Your body wash, deodorant and toner should be formulated for sensitive skin to avoid the possibility of adverse reactions that could go unnoticed.
If you've looked after yourself over the decades, you'll receive many compliments on how young you look for your age—that is, of course, if you choose to reveal how old you are. Keep up the good work!
Additional problems you're likely to encounter are calluses of the feet, knees and elbows, blackheads around the nose, and warts on the face, hands and under the arms. Visit a beautician and/or dermatologist regularly to keep this under control.
Ten Tips to Keep Aging Skin Healthy
- Always wear moisturizer, no matter what your skin type.
- Use only non-astringent toners.
- Make sure your day cream has a sunscreen with a SPF of at least 15.
- Bathe only in lukewarm water, whether in the tub or the shower.
- Avoid soap-based products.
- Apply hand cream as often as possible and wear gloves in cold weather.
- Massage your body daily from the shoulders down with a bath brush to aid circulation and prevent cellulitis.
- Massage your face upwardly and outwardly when applying skin care cosmetics.
- Don't smoke.
- Alcoholic beverages dehydrate the skin and enlarge pores—keep to a minimum.
First image by Theanh0104 (http://mrg.bz/VDjFCt)
Second image by Stux (https://pixabay.com/en/cream-skin-care-eye-cream-194116/)

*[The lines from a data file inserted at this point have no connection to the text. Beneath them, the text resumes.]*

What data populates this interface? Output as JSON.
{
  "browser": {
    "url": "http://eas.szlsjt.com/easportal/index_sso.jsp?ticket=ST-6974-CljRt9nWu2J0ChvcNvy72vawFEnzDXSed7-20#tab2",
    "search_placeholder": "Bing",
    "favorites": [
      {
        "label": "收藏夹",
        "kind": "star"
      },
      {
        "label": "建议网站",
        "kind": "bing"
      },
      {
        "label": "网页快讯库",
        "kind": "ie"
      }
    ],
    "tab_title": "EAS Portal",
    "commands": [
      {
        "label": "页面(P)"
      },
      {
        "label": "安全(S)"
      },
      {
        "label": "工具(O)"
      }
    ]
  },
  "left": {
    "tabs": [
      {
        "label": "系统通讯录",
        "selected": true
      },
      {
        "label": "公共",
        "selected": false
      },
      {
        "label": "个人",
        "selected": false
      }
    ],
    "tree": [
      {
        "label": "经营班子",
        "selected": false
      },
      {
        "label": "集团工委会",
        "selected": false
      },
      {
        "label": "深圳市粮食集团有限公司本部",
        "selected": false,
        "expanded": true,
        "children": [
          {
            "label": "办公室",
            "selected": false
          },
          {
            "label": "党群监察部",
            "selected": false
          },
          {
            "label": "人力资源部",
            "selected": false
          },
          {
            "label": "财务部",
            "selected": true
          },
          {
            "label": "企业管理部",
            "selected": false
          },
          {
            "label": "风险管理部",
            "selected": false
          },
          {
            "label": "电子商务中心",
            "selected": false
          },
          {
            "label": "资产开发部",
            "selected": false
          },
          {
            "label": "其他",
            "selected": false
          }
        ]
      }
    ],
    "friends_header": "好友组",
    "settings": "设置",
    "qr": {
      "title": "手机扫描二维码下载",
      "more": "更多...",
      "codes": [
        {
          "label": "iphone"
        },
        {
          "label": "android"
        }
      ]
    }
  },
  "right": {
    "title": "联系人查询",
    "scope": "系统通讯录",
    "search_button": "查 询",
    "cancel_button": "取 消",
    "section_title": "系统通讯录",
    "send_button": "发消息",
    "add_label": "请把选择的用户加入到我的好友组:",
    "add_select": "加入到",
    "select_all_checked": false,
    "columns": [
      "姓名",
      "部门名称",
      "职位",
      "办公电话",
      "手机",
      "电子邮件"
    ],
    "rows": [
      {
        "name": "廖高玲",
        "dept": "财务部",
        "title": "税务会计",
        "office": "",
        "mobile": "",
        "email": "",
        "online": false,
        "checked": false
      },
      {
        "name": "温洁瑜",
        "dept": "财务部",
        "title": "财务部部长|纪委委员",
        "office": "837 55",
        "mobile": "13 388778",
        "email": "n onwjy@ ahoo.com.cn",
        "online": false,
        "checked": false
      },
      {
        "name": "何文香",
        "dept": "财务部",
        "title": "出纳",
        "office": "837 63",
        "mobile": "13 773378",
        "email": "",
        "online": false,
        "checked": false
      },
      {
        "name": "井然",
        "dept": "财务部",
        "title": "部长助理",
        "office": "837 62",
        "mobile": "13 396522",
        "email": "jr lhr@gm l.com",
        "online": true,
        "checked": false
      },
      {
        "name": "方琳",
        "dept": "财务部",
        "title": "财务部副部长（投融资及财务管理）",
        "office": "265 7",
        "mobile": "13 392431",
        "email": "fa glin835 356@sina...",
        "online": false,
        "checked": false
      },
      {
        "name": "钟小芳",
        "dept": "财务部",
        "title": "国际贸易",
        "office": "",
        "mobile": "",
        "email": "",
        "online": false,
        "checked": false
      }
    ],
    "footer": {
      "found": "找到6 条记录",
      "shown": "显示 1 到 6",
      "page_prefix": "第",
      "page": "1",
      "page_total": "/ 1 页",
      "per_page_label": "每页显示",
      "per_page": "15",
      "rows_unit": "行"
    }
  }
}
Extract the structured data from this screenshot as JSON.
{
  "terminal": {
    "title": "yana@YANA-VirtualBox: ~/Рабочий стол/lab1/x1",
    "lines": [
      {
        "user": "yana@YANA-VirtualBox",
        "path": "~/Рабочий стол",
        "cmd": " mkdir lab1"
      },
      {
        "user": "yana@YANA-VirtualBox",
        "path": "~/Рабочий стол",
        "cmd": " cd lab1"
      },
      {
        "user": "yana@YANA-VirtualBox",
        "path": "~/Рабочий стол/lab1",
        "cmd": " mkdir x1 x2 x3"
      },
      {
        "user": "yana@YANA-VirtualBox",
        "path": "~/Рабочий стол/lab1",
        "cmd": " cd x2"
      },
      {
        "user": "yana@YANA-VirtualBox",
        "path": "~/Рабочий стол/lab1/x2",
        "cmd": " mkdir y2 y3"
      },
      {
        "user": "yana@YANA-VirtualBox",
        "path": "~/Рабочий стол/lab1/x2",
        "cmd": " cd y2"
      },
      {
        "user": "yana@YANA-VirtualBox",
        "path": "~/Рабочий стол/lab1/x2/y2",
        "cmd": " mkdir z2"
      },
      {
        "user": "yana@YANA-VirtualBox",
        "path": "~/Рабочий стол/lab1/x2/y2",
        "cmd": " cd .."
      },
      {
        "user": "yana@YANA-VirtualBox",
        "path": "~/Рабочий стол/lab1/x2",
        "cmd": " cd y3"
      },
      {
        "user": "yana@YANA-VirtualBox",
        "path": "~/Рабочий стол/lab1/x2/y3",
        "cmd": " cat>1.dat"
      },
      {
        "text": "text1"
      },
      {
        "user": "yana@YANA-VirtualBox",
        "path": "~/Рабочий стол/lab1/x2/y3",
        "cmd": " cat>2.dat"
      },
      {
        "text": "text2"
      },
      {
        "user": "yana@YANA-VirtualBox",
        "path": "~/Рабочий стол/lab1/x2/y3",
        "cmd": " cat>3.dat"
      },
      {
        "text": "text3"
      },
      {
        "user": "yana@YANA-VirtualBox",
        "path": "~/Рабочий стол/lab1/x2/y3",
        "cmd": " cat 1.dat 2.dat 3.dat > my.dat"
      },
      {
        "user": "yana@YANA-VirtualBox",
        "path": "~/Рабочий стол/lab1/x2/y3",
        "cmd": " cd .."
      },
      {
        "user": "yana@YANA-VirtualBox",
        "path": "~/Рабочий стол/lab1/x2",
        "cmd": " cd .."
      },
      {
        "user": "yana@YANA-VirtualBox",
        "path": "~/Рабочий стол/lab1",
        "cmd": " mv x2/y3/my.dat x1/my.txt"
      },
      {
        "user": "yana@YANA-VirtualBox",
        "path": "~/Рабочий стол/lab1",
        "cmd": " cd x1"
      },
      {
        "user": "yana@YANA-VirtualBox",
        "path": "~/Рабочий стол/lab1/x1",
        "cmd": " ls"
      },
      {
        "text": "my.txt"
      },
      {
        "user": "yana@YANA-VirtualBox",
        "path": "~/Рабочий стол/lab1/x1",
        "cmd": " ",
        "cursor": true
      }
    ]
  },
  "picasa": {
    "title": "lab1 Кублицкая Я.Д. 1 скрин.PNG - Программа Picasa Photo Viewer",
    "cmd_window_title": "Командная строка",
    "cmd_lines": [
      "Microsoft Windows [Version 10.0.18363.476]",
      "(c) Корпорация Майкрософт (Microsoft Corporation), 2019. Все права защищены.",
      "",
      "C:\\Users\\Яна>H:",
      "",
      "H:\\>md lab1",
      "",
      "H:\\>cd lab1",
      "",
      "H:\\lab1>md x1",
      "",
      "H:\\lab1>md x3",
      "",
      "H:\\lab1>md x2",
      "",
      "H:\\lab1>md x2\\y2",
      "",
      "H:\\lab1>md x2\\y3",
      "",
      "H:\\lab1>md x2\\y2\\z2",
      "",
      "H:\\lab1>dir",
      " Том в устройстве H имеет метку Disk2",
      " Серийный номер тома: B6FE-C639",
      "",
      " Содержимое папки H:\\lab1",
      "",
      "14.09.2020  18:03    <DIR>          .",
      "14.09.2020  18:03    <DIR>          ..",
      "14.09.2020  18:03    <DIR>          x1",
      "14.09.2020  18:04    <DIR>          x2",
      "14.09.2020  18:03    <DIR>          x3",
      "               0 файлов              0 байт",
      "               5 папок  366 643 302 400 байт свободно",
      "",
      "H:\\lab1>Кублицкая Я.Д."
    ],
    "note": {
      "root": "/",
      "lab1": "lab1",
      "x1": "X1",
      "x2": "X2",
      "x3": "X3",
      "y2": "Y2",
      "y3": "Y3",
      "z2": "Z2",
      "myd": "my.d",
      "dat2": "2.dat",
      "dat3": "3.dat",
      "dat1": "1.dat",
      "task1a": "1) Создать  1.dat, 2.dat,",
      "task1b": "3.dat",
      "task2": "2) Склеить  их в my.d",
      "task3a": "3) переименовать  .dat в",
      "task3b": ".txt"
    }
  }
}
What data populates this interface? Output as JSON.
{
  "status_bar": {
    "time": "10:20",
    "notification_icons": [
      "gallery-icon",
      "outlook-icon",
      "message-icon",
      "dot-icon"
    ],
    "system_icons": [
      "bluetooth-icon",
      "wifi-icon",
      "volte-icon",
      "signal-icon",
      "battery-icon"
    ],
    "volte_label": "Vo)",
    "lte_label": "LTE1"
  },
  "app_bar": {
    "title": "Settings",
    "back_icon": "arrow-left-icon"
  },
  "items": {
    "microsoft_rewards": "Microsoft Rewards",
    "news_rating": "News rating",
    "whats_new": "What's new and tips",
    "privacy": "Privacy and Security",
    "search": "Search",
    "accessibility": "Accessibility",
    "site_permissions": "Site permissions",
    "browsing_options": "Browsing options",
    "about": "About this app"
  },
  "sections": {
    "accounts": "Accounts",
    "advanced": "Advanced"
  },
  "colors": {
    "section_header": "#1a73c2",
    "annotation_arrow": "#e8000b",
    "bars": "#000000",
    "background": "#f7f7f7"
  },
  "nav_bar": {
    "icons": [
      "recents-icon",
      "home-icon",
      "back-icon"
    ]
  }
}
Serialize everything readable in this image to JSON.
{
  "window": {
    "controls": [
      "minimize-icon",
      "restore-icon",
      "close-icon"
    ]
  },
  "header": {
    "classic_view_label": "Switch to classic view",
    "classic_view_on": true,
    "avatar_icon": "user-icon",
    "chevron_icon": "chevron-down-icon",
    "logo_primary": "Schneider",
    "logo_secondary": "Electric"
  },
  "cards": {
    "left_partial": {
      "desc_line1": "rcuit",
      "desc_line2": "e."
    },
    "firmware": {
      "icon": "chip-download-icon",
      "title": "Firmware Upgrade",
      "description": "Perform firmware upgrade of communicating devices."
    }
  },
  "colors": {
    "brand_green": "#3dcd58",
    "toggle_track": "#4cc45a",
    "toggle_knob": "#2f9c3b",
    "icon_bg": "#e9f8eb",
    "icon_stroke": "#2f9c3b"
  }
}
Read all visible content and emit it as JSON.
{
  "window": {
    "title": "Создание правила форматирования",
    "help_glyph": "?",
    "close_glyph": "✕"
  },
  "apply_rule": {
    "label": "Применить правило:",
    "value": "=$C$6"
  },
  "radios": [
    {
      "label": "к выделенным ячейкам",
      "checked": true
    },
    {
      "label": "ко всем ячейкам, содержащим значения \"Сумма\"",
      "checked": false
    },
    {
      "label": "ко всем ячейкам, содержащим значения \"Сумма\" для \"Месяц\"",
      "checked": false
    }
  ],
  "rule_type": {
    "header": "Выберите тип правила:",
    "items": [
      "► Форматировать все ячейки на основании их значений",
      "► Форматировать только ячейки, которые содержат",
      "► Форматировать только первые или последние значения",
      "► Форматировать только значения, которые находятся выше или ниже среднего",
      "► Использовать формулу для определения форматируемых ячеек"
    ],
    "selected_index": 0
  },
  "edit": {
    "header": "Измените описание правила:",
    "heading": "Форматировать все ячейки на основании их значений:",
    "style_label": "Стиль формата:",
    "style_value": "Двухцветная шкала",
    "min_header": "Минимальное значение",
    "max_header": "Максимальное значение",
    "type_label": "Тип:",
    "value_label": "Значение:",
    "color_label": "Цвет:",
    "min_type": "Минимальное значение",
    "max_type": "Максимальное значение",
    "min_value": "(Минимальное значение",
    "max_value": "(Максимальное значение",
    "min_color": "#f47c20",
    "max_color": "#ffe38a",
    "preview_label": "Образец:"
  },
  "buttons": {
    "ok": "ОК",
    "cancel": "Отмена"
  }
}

Third Image by Maegan Tintari (CC BY 2.0) [retouched]
© 2010 Jayne Lancer